Here it is:

And here’s the process.

First I needed a theme.  It had to have enough books around it in the collection, a way to be translated to the mini book format, and an appeal to the mini book format (ie, a “pocket pet” or a “mini murder” is fun; a “pocket body of water” is harder to conceptualize and attract people to).  I landed on making “Pocket Vacations” as a means of promoting travel writing in the collection.

Once I figured out my theme, I took to the catalog, stacks, and Internet to gather my books.  Then I went on over to Canva.com and designed the top part of the flyer.  Canva is pretty fantastic — you should definitely check it out!

To avoid fighting with margins, I worked in powerpoint to assemble the flyer itself.  I used a table on the bottom of the flyer to show the form as I filled in each vacation.  Again, I used Canva for pieces I created.  For other images, I used the Creative Commons search to find what I needed.  I had already known how to make a mini book, and I borrowed somebody’s very nice instructional diagram.

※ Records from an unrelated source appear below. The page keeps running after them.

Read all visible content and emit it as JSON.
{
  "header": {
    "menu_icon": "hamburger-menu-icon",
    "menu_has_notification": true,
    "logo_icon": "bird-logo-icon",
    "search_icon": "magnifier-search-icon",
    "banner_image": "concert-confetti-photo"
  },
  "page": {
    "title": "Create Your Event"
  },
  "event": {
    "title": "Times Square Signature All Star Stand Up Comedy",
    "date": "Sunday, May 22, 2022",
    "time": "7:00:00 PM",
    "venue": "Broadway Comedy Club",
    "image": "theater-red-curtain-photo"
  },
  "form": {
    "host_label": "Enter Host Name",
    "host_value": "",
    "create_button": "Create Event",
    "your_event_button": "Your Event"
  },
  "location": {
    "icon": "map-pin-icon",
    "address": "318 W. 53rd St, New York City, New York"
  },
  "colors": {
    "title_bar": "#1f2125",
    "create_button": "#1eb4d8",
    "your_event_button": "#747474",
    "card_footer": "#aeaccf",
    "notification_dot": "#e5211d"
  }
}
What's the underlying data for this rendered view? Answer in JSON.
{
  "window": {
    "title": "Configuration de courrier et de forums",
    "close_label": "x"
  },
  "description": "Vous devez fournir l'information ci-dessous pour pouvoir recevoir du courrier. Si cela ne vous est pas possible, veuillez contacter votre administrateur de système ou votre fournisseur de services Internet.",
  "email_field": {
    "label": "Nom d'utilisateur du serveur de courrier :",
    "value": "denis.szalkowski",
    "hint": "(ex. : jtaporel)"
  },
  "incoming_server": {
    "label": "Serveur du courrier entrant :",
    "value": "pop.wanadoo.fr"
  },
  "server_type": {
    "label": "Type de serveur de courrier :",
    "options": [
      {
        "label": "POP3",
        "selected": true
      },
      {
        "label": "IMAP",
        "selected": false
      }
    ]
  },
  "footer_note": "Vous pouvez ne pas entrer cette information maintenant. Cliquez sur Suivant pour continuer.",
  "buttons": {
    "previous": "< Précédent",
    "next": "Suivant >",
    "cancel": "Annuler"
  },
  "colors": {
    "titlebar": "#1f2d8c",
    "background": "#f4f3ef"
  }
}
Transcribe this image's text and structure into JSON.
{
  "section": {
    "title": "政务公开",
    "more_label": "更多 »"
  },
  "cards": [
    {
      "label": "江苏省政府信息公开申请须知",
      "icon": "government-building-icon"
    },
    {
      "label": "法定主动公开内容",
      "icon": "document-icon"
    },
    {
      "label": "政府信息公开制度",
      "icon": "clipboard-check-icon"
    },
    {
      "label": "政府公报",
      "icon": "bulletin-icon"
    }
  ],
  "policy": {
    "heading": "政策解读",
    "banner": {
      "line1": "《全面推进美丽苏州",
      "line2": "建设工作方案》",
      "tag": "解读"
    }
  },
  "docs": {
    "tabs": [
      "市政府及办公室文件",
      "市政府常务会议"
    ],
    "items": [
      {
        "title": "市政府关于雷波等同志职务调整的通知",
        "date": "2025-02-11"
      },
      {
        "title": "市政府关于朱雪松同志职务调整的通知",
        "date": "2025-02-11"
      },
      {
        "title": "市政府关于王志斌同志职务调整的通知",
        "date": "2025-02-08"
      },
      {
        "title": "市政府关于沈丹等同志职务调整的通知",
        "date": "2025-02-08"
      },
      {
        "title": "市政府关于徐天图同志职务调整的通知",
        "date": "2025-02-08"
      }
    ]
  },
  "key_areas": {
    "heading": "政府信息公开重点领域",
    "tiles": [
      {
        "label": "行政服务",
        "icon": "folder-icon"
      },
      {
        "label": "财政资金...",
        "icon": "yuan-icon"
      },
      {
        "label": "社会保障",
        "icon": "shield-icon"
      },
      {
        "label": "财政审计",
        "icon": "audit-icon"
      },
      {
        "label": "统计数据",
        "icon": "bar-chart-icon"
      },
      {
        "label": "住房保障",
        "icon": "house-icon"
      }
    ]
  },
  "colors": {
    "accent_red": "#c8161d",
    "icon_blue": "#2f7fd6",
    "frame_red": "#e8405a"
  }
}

The end result should be printed out with the two pages as front and back, ideally in color.